App and web page records
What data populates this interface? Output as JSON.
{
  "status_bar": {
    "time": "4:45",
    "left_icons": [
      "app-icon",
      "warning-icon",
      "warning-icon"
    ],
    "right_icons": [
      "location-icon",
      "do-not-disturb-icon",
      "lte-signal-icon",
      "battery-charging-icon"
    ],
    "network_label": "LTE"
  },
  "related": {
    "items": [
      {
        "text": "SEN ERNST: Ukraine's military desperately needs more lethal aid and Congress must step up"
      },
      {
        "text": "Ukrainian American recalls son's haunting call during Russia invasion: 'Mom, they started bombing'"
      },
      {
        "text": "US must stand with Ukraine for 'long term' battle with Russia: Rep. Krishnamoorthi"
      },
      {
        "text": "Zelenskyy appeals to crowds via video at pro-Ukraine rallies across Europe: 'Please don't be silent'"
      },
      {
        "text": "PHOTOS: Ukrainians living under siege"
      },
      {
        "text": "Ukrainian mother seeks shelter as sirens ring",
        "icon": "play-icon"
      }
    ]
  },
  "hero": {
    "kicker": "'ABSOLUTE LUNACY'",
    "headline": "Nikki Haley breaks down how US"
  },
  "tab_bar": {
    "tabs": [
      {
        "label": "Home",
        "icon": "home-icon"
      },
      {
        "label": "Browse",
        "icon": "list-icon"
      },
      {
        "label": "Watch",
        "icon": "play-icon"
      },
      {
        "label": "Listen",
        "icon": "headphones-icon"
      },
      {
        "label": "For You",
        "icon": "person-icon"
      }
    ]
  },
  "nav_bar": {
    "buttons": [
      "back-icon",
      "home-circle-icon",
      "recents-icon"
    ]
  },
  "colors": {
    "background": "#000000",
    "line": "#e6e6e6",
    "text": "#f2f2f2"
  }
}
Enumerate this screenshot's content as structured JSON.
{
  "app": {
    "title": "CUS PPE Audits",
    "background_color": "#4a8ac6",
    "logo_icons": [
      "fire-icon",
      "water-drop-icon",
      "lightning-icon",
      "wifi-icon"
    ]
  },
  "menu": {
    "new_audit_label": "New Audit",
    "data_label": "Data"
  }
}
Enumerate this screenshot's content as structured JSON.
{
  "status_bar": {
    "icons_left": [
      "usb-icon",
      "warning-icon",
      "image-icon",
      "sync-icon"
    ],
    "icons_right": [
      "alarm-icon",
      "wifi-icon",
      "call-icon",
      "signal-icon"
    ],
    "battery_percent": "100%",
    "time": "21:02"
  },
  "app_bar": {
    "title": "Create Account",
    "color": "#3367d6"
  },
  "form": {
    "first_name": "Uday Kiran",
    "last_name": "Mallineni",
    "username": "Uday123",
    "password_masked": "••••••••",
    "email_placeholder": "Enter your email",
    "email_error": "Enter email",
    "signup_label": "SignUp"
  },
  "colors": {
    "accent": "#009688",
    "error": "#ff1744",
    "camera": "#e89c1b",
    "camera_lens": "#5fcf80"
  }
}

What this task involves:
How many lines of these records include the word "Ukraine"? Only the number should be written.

Task answer:
3